YOUR OBJECTIVE -
Every line in the records below that holds the word "certificates" is to be copied.

SOURCE INFORMATION section start

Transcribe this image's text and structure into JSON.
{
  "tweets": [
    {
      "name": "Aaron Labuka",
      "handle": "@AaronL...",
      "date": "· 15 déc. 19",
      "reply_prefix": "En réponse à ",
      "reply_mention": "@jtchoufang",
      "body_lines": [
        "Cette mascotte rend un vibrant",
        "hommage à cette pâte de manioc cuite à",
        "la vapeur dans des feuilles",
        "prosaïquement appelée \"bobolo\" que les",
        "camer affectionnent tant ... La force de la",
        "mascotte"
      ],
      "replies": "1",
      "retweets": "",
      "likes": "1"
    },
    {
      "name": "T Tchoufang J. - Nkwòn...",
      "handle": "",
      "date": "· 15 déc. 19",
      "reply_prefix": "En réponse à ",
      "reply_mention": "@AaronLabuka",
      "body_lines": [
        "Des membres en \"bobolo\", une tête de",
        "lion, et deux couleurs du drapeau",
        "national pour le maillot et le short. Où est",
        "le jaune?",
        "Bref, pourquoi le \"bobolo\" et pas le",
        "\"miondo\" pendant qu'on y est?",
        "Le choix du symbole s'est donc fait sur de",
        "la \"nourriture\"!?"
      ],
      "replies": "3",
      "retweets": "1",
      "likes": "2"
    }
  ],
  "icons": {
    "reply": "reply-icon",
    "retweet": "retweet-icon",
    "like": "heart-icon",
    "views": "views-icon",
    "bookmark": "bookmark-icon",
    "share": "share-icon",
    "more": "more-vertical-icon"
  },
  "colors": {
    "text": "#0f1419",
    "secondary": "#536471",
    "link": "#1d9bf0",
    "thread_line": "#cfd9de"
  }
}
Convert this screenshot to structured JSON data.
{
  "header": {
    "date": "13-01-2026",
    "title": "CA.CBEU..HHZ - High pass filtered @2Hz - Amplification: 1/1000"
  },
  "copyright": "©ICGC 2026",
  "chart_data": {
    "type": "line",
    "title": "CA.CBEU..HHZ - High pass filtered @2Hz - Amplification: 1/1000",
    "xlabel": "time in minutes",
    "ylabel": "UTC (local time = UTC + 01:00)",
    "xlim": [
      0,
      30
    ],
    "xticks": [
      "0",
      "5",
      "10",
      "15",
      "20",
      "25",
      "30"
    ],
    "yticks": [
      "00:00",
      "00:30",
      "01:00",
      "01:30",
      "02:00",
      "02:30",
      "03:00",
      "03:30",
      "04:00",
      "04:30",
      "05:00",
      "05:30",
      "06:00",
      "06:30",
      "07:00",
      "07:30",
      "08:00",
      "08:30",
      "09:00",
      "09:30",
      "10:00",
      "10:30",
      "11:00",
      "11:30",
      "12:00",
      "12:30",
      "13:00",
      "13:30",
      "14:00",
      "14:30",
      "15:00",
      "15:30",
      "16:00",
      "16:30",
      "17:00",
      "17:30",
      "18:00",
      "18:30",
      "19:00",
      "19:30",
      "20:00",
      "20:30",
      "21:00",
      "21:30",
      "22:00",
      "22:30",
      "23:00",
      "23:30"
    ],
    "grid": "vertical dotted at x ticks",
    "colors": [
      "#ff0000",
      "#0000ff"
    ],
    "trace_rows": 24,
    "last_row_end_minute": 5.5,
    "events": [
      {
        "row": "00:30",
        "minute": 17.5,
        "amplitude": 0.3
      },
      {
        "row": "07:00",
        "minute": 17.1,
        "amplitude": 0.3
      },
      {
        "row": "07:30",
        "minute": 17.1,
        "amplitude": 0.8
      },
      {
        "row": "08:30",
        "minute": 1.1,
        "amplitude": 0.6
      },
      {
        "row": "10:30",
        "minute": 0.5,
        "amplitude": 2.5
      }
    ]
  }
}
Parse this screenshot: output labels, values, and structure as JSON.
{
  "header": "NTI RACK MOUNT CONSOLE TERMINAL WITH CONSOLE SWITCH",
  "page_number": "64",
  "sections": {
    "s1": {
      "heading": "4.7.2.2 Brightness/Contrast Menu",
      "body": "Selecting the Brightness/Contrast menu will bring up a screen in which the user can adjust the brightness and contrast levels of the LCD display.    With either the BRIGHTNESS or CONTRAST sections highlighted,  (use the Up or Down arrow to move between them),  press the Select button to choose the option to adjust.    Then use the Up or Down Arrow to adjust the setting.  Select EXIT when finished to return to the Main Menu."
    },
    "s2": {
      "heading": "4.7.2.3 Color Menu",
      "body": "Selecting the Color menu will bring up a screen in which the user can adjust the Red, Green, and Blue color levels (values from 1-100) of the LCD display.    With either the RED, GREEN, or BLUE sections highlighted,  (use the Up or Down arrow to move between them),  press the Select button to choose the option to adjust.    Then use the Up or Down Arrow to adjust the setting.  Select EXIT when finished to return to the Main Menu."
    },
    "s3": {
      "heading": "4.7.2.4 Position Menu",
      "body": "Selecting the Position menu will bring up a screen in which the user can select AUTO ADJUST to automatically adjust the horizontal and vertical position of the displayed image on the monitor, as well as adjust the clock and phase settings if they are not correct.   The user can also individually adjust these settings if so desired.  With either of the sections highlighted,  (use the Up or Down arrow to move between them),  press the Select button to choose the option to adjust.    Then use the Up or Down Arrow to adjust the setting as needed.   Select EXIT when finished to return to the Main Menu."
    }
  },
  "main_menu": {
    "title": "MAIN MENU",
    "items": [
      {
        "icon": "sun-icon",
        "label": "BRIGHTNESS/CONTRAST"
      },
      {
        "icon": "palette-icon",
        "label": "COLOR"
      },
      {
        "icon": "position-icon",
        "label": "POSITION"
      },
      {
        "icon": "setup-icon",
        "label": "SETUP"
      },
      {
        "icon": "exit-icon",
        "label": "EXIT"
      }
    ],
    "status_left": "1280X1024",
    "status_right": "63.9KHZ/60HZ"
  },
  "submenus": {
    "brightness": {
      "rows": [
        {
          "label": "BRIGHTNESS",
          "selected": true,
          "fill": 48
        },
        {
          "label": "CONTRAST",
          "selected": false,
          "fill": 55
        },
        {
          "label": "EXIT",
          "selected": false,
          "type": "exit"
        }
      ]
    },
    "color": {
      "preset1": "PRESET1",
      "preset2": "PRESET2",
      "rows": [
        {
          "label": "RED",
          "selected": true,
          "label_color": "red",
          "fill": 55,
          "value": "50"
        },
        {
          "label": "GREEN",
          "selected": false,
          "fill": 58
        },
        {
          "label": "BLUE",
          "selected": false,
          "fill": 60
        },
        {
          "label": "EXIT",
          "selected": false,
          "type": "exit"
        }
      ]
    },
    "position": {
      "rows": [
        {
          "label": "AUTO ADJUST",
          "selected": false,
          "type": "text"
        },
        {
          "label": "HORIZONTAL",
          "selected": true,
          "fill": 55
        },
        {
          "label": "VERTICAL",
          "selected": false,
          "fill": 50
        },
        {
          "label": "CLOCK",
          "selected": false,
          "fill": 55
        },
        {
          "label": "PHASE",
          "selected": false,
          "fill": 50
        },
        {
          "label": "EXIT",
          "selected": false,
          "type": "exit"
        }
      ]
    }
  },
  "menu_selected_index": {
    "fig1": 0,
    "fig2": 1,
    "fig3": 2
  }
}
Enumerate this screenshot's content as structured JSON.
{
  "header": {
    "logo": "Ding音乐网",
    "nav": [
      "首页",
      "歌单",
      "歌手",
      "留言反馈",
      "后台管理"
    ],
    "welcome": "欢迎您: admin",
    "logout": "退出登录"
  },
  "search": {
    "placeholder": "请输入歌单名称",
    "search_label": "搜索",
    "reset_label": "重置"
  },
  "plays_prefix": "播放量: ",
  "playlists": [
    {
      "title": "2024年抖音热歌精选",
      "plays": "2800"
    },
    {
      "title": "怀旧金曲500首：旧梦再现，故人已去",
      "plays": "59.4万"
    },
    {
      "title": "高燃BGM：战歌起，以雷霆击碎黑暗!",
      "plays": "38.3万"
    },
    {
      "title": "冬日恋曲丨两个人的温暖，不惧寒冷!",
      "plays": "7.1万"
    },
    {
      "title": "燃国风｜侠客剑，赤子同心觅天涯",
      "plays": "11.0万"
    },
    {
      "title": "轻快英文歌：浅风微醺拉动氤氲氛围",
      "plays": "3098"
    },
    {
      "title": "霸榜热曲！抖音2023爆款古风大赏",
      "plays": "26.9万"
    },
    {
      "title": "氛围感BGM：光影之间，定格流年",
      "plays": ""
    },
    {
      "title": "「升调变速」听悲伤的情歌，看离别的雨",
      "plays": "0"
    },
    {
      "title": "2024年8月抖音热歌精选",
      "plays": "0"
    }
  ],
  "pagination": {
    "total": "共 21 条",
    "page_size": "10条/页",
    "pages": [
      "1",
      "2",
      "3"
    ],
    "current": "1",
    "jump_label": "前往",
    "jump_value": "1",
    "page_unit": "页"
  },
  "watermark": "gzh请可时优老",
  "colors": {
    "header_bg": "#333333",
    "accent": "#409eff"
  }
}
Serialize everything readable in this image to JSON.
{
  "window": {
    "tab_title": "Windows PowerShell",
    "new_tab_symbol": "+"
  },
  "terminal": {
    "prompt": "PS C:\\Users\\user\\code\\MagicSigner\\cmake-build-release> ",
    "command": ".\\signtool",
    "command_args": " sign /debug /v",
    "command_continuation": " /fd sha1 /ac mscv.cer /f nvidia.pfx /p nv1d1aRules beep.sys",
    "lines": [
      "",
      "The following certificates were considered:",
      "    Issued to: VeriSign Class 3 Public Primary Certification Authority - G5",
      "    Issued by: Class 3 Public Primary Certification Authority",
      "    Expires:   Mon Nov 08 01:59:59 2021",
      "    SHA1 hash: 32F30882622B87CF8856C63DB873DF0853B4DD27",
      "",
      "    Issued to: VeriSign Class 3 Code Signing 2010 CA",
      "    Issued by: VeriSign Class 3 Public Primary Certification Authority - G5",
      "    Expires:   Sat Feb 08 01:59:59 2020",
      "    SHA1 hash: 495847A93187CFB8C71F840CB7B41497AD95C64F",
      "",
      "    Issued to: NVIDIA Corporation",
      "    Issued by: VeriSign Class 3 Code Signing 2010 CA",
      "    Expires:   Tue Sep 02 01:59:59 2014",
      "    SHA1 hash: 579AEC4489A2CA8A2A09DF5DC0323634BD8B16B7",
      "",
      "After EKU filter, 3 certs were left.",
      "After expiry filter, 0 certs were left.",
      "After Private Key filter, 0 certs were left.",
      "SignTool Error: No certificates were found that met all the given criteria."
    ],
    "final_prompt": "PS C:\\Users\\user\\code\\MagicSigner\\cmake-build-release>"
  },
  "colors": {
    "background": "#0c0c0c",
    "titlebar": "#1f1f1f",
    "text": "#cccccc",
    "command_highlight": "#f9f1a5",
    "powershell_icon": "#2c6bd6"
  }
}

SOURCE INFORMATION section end

SOLUTION FOR THIS TASK -
      "The following certificates were considered:",
      "SignTool Error: No certificates were found that met all the given criteria."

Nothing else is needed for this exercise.